Look through the lines below and extract each one that contains "JSON".

----------------------------------------

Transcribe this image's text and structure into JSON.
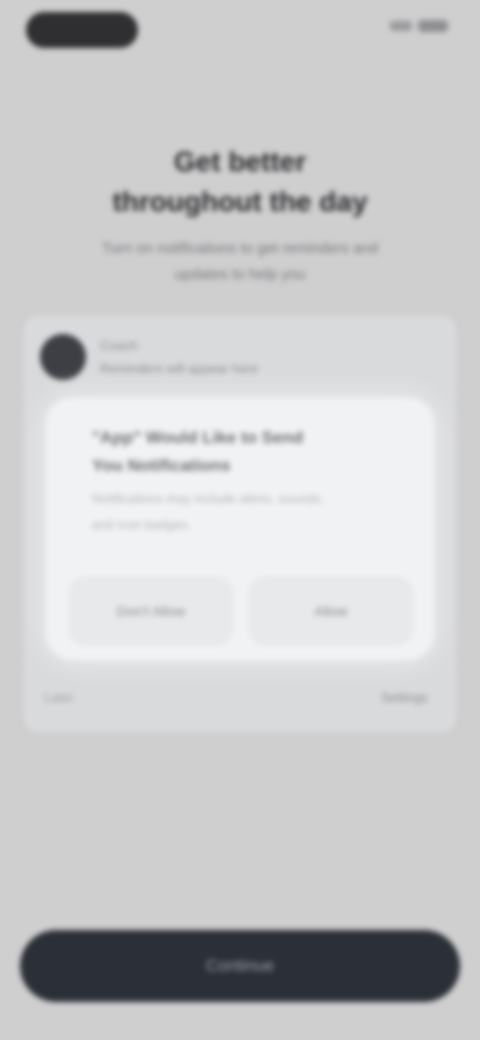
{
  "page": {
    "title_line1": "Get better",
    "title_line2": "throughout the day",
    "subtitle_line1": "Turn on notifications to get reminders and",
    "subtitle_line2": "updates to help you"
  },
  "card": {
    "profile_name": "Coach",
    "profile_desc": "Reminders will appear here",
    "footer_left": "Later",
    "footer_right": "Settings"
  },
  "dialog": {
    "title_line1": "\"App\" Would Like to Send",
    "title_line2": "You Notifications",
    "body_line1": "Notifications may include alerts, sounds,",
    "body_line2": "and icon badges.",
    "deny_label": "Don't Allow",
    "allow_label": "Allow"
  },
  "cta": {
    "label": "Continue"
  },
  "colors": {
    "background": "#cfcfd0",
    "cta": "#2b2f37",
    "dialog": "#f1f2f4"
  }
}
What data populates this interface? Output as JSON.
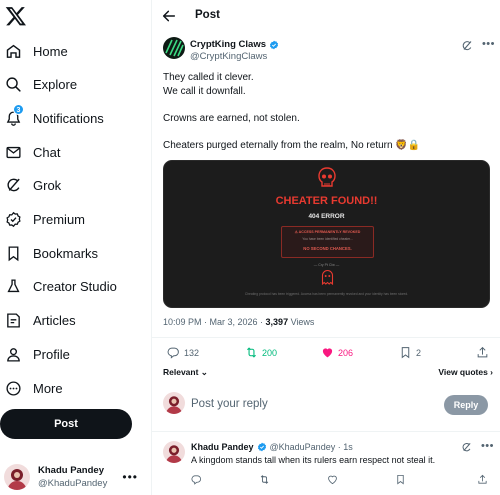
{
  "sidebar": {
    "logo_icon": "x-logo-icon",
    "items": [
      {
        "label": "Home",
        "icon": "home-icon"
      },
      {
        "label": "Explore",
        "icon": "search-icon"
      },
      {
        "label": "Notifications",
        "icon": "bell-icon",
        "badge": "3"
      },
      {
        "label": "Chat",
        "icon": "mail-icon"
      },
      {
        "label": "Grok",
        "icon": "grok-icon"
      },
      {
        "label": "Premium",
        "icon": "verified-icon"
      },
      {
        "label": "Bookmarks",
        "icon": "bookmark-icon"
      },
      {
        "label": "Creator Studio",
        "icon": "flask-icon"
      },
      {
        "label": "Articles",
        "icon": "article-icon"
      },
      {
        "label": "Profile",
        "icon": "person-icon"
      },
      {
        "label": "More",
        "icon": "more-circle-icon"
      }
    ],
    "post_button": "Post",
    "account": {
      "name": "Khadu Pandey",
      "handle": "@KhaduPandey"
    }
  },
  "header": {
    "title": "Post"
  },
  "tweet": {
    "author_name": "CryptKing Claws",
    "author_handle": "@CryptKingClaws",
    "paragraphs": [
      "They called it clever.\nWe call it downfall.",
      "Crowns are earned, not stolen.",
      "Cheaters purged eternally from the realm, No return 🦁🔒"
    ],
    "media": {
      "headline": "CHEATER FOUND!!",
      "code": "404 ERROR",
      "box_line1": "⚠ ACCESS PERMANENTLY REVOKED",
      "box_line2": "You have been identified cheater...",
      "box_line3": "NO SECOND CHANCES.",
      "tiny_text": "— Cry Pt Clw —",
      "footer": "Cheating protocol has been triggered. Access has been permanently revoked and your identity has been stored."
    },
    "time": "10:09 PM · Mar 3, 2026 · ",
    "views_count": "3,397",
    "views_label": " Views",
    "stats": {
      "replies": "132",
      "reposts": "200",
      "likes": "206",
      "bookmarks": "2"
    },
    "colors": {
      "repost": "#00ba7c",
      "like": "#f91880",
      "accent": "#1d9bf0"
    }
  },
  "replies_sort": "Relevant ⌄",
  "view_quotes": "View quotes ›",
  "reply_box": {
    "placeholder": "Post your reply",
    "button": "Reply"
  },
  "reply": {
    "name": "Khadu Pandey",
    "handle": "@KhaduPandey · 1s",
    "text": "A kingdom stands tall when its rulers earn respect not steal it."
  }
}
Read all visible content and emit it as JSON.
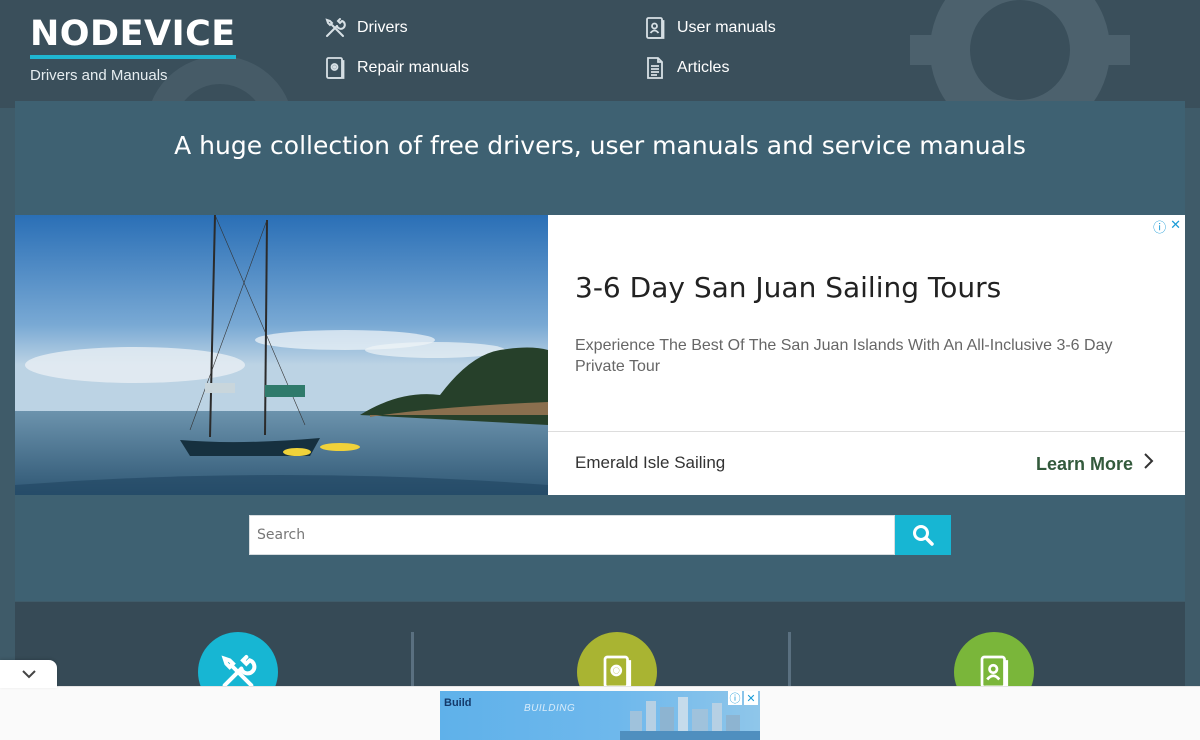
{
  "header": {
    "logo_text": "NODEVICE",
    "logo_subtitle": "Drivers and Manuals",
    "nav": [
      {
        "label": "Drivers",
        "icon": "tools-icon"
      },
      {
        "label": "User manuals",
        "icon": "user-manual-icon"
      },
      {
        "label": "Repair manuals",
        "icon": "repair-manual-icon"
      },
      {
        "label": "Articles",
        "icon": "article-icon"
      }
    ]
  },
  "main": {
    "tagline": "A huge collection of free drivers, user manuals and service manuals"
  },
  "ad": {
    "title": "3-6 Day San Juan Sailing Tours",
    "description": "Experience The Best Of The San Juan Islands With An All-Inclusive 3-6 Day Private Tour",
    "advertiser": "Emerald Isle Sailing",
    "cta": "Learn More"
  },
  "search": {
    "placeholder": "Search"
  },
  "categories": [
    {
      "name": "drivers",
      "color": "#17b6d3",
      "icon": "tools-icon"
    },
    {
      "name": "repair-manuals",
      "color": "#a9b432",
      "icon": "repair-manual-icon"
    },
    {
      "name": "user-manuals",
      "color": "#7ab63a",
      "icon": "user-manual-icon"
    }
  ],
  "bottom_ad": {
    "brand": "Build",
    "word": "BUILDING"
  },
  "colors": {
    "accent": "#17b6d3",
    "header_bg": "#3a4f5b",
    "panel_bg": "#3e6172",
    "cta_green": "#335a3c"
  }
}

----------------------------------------

SOLVED EXERCISE:
Transcribe this image's text and structure into JSON.
What data populates this interface? Output as JSON.
Read all visible content and emit it as JSON.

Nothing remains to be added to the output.